I attended Resolute Forest Product’s Boreal Forum held on November 25th. According to Resolute, we were invited for “a community discussion on the future of the Ontario boreal forest and the role it will play in the future prosperity of Northern Ontario”. I believed I was attending an event designed to hear the voices of northern citizens, like me. I was seriously misled.
Instead, I spent almost two hours listening to the president and CEO of Resolute, Richard Garneau, tell me that because his company generates employment in my community, I should back them in their public fight with Greenpeace. Sure, there were other elements to his presentation, but his take home message was clear.
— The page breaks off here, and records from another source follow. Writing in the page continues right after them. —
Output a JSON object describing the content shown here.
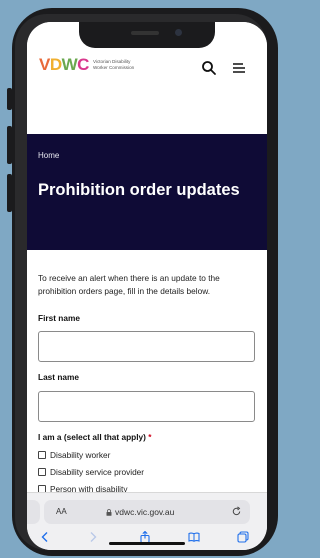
{
  "header": {
    "logo_letters": [
      "V",
      "D",
      "W",
      "C"
    ],
    "logo_org": "Victorian Disability Worker Commission",
    "search_icon": "search-icon",
    "menu_icon": "hamburger-menu-icon"
  },
  "hero": {
    "breadcrumb": "Home",
    "title": "Prohibition order updates"
  },
  "form": {
    "intro": "To receive an alert when there is an update to the prohibition orders page, fill in the details below.",
    "first_name_label": "First name",
    "first_name_value": "",
    "last_name_label": "Last name",
    "last_name_value": "",
    "role_label": "I am a (select all that apply)",
    "required_mark": "*",
    "roles": [
      "Disability worker",
      "Disability service provider",
      "Person with disability"
    ]
  },
  "browser": {
    "text_size": "AA",
    "url": "vdwc.vic.gov.au",
    "toolbar_icons": [
      "back-icon",
      "forward-icon",
      "share-icon",
      "bookmarks-icon",
      "tabs-icon"
    ]
  },
  "colors": {
    "hero_bg": "#0f0b36",
    "accent_blue": "#1f6feb",
    "required_red": "#d0021b"
  }
}
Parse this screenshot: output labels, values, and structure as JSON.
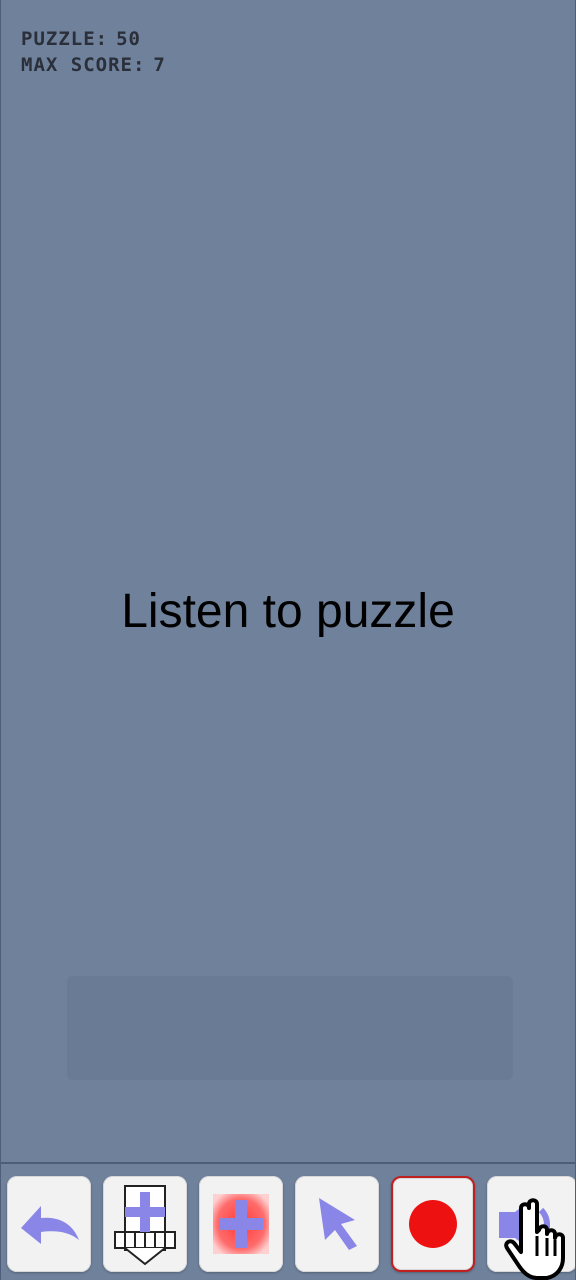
{
  "hud": {
    "puzzle_label": "PUZZLE:",
    "puzzle_value": "50",
    "max_score_label": "MAX SCORE:",
    "max_score_value": "7"
  },
  "message": {
    "text": "Listen to puzzle"
  },
  "toolbar": {
    "buttons": [
      {
        "name": "undo",
        "icon": "undo-arrow-icon"
      },
      {
        "name": "add-note",
        "icon": "keyboard-plus-icon"
      },
      {
        "name": "add",
        "icon": "plus-icon"
      },
      {
        "name": "select",
        "icon": "cursor-arrow-icon"
      },
      {
        "name": "record",
        "icon": "record-dot-icon"
      },
      {
        "name": "speaker",
        "icon": "speaker-icon"
      }
    ]
  },
  "colors": {
    "background": "#6f819b",
    "accent": "#8a86e8",
    "record": "#ee1111"
  }
}
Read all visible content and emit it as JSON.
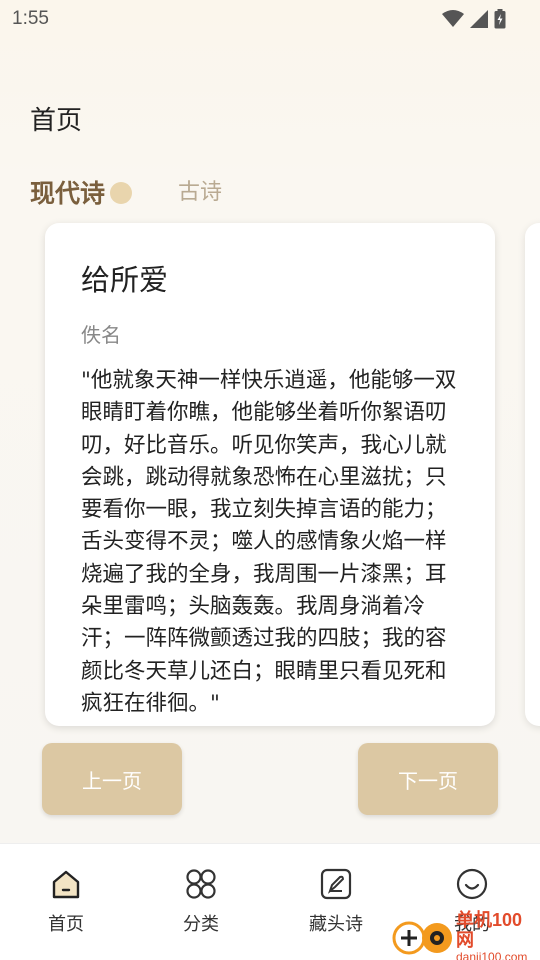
{
  "status_bar": {
    "time": "1:55"
  },
  "header": {
    "title": "首页"
  },
  "tabs": [
    {
      "label": "现代诗",
      "active": true
    },
    {
      "label": "古诗",
      "active": false
    }
  ],
  "poem": {
    "title": "给所爱",
    "author": "佚名",
    "content": "\"他就象天神一样快乐逍遥，他能够一双眼睛盯着你瞧，他能够坐着听你絮语叨叨，好比音乐。听见你笑声，我心儿就会跳，跳动得就象恐怖在心里滋扰；只要看你一眼，我立刻失掉言语的能力；舌头变得不灵；噬人的感情象火焰一样烧遍了我的全身，我周围一片漆黑；耳朵里雷鸣；头脑轰轰。我周身淌着冷汗；一阵阵微颤透过我的四肢；我的容颜比冬天草儿还白；眼睛里只看见死和疯狂在徘徊。\""
  },
  "buttons": {
    "prev": "上一页",
    "next": "下一页"
  },
  "nav": [
    {
      "label": "首页",
      "icon": "home-icon"
    },
    {
      "label": "分类",
      "icon": "category-icon"
    },
    {
      "label": "藏头诗",
      "icon": "acrostic-icon"
    },
    {
      "label": "我的",
      "icon": "profile-icon"
    }
  ],
  "watermark": {
    "name": "单机100网",
    "url": "danji100.com"
  },
  "colors": {
    "accent": "#7a5f3d",
    "button": "#dcc8a3",
    "inactive_tab": "#b9aa92",
    "watermark": "#e24b2b"
  }
}
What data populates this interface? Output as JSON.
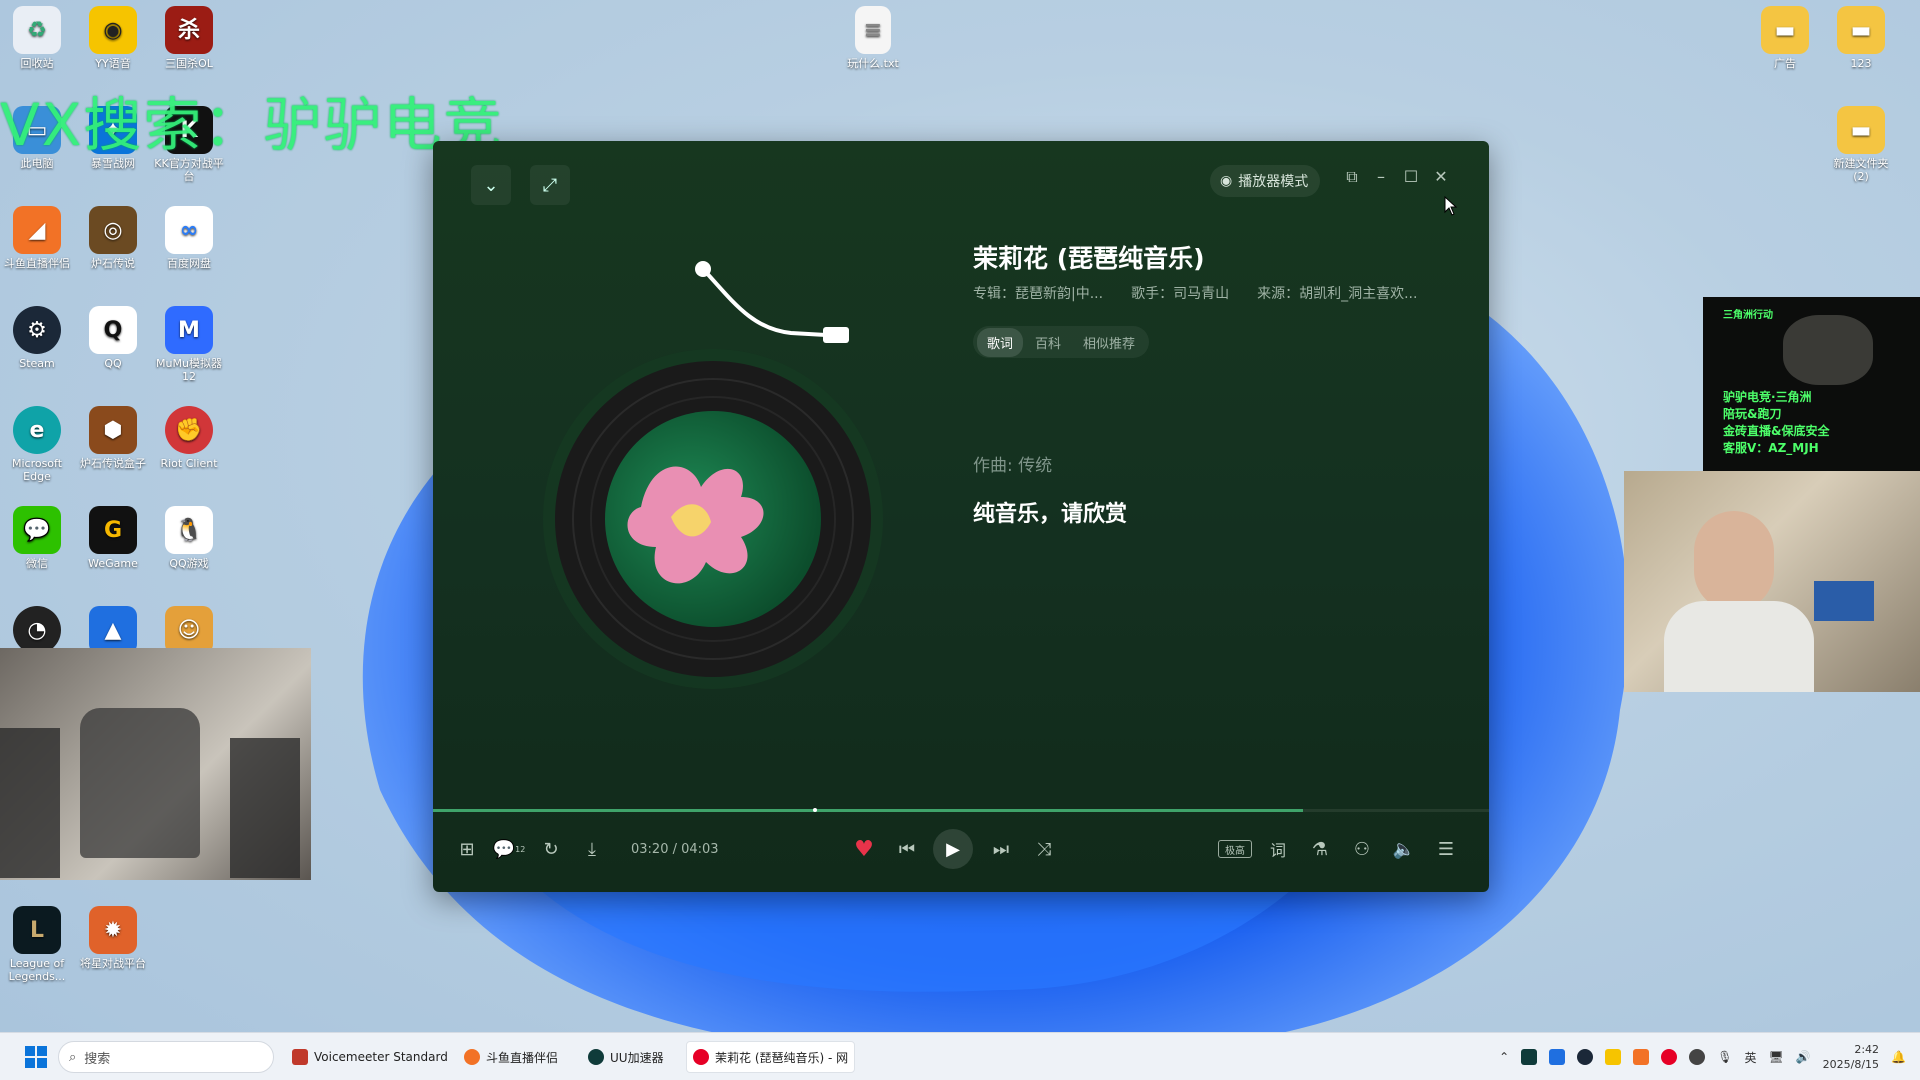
{
  "overlay_text": "VX搜索：驴驴电竞",
  "desktop": {
    "icons": [
      {
        "label": "回收站"
      },
      {
        "label": "YY语音"
      },
      {
        "label": "三国杀OL"
      },
      {
        "label": "此电脑"
      },
      {
        "label": "暴雪战网"
      },
      {
        "label": "KK官方对战平台"
      },
      {
        "label": "斗鱼直播伴侣"
      },
      {
        "label": "炉石传说"
      },
      {
        "label": "百度网盘"
      },
      {
        "label": "Steam"
      },
      {
        "label": "QQ"
      },
      {
        "label": "MuMu模拟器12"
      },
      {
        "label": "Microsoft Edge"
      },
      {
        "label": "炉石传说盒子"
      },
      {
        "label": "Riot Client"
      },
      {
        "label": "微信"
      },
      {
        "label": "WeGame"
      },
      {
        "label": "QQ游戏"
      },
      {
        "label": "League of Legends..."
      },
      {
        "label": "将星对战平台"
      },
      {
        "label": "玩什么.txt"
      },
      {
        "label": "广告"
      },
      {
        "label": "123"
      },
      {
        "label": "新建文件夹 (2)"
      }
    ]
  },
  "promo": {
    "brand": "三角洲行动",
    "lines": [
      "驴驴电竞·三角洲",
      "陪玩&跑刀",
      "金砖直播&保底安全",
      "客服V：AZ_MJH"
    ]
  },
  "player": {
    "mode_button": "播放器模式",
    "song_title": "茉莉花 (琵琶纯音乐)",
    "meta": {
      "album": "专辑：琵琶新韵|中...",
      "artist": "歌手：司马青山",
      "source": "来源：胡凯利_洞主喜欢..."
    },
    "tabs": [
      {
        "label": "歌词",
        "active": true
      },
      {
        "label": "百科",
        "active": false
      },
      {
        "label": "相似推荐",
        "active": false
      }
    ],
    "lyrics": [
      "作曲: 传统",
      "纯音乐，请欣赏"
    ],
    "time": "03:20 / 04:03",
    "progress": 0.8235,
    "quality_badge": "极高",
    "lyrics_button": "词",
    "comment_badge": "12",
    "accent": "#3fa36a",
    "like_color": "#e8334a"
  },
  "taskbar": {
    "search_placeholder": "搜索",
    "apps": [
      {
        "label": "Voicemeeter Standard"
      },
      {
        "label": "斗鱼直播伴侣"
      },
      {
        "label": "UU加速器"
      },
      {
        "label": "茉莉花 (琵琶纯音乐) - 网"
      }
    ],
    "ime": "英",
    "time": "2:42",
    "date": "2025/8/15"
  }
}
Mr. Garneau told us that the Ontario Government puts our environment before our economy, using the example that the Endangered Species Act (ESA) did not undergo socio-economic analysis. Yet, he failed to mention that his Company has been EXEMPT from the ESA since its inception in 2007.
Mr. Garneau told us that federal science on woodland caribou, which is now being applied in jurisdictions across Canada and has wide support from the academic community, cannot be extrapolated to the forests he manages in Ontario because the data is mostly (although not completely) extrapolated from other jurisdictions. Yet, he failed to provide any evidence that the caribou populations on these forests are stable.
Mr. Garneau told us that Resolute “is having some issues with FSC certification”. Yet, he failed to mention that when the auditors found Resolute non-compliant with FSC Standards earlier this year, it sued the independent auditors and suppressed the audit reports. Those reports are still hidden from the public and Resolute is still selling FSC-certified products from the would-be failed forests.
Resolute is one of the largest forestry companies in Canada. Last year, they had over 4 billion dollars in sales. According to the recent MacLean’s magazine article “Behind Closed Doors”, Resolute is a client of one of Canada’s most influential lobbyists.
What does all of this money and power buy you? Apparently, for Resolute, it allows them to play by a different set of rules. They are exempt from important Provincial legislation to protect the environment, federal science does not apply to them, and they can sue independent auditors if they don’t agree with their findings. Does this seem like a corporation that needs our help?
Published in the Chronicle-Journal, December 6, 2014